Hey, TK, go easy on my fellow musician! --Ed Poor Talk 15:59, 16 February 2010 (EST)

I will be certain not to confuse other users with the facts, Professor Poor! But I do enjoy music of all kinds!  ;-) --ṬK/Admin/Talk 16:02, 16 February 2010 (EST)
Thanks for the link, TK, but to be fair one should compare that article with Jones' original BBC interview, and decide for themselves which is more convincing. But I didn't come here to debate climate change, merely to answer EdPoor's question about what I meant on a talk page last month.
If you're as interested in music as I am writing musical articles, keep your eyes peeled for a couple of new ones in the coming weeks - I'm studying for oral exams, and plan to upload the results of my recent reading for the edification of CP's target audience. JDWpianist 07:53, 17 February 2010 (EST)

Mannheim rocket

That made my day. When I saw your reference to the "Mannheim rocket" this afternoon, I wondered what it could possibly be. I knew that Mozart admired the Mannheim orchestra, and in particular their use of clarinets. Then you put up the example. The G minor symphony!! That was an example of the Mannheim rocket! Awesome.

Best wishes on Chopin's birthday. (Though I have to admit he's not among my favorite composers. I'm still on a high from January 27th.)

SamHB 00:00, 2 March 2010 (EST)

Thanks for the message. It's nice to know that other users are learning from my contributions! You're right, these concepts need musical examples in order to make sense, but once you know what they are, you see them all over the place in Mozart and Beethoven. I'll be adding a couple more examples in the next day or so.
Yeah, I'm more a fan of Viennese classics myself, but as a pianist have a special relationship with Chopin. You ought to give some of his more sophisticated works a listen though, like the F-Minor Fantasy or the Ballades. The Fantasie-Polonaise is also great. I find that people who love Mozart usually come around to have an appreciation for Chopin as well, as they're similar in more ways than it seems at first. At any rate, yesterday was an important milestone, definitely deserving of a more fleshed-out article here than there was before.
Thanks again for the encouraging comment, and all the best.

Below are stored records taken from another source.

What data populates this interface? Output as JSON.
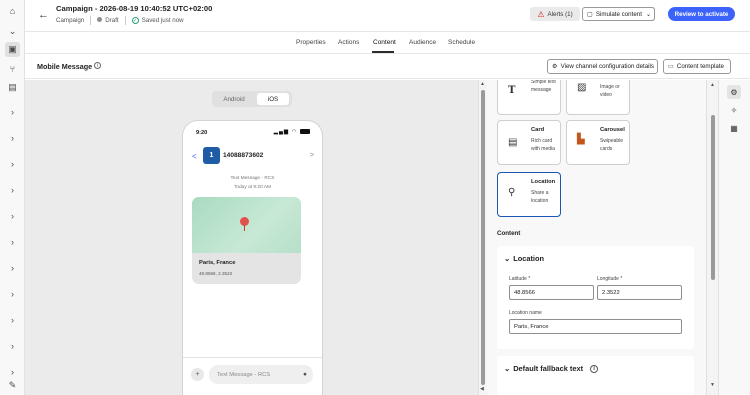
{
  "header": {
    "title": "Campaign - 2026-08-19 10:40:52 UTC+02:00",
    "type": "Campaign",
    "status": "Draft",
    "saved": "Saved just now",
    "alerts_label": "Alerts (1)",
    "simulate_label": "Simulate content",
    "review_label": "Review to activate"
  },
  "tabs": [
    "Properties",
    "Actions",
    "Content",
    "Audience",
    "Schedule"
  ],
  "active_tab": "Content",
  "subheader": {
    "title": "Mobile Message",
    "view_config_label": "View channel configuration details",
    "content_template_label": "Content template"
  },
  "preview": {
    "platforms": [
      "Android",
      "iOS"
    ],
    "active_platform": "iOS",
    "status_time": "9:20",
    "avatar_text": "1",
    "phone_number": "14088873602",
    "message_type": "Text Message - RCS",
    "message_time": "Today at 9:20 AM",
    "location_name": "Paris, France",
    "location_coords": "48.8566, 2.3522",
    "composer_placeholder": "Text Message - RCS"
  },
  "templates": [
    {
      "title": "",
      "desc": "Simple text message",
      "icon": "text-icon"
    },
    {
      "title": "",
      "desc": "Image or video",
      "icon": "image-icon"
    },
    {
      "title": "Card",
      "desc": "Rich card with media",
      "icon": "card-icon"
    },
    {
      "title": "Carousel",
      "desc": "Swipeable cards",
      "icon": "carousel-icon"
    },
    {
      "title": "Location",
      "desc": "Share a location",
      "icon": "location-pin-icon",
      "selected": true
    }
  ],
  "content": {
    "label": "Content",
    "location_section": "Location",
    "latitude_label": "Latitude",
    "latitude_value": "48.8566",
    "longitude_label": "Longitude",
    "longitude_value": "2.3522",
    "required_marker": "*",
    "location_name_label": "Location name",
    "location_name_value": "Paris, France",
    "fallback_section": "Default fallback text"
  },
  "colors": {
    "accent": "#3b63fb",
    "avatar": "#1f5ca6",
    "selected_tile": "#1a57b3",
    "map": "#b6dfc8",
    "pin": "#e3514e",
    "alert": "#d31510",
    "saved": "#2d9d78"
  }
}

JDWpianist 09:31, 2 March 2010 (EST)

Lost page

Saw that you had rewritten my edit on the Lost page regarding to its plot. I think your rewrite is much better than what I wrote. It reads very well now. —The preceding unsigned comment was added by ConservaPeter (talk)

Thanks, I understood your edit, because the way it was before did sound a little negative. But believe it or not, I meant it originally as a compliment. Your comment made me realize that it wasn't coming off that way, so I re-wrote it to keep the idea that the loss of viewers has something to do with the show's complexity, but that the ones who've stuck with it are very devoted.
At any rate, what do you think of Season 6 so far? JDWpianist 07:49, 8 March 2010 (EST)
I like it! I've yet to see a bad episode, including all previous seasons. It's gonna be fun to get some answers to questions like who "Adam and Eve" are and what exactly the alternate timeline is all about.


Your decision to take a wiki-break will be short. Spirited discourse often leads to intemperate discourse and decisions, but fortunately we usually rise about that ultimately. --ṬK/Admin/Talk 20:33, 6 April 2010 (EDT)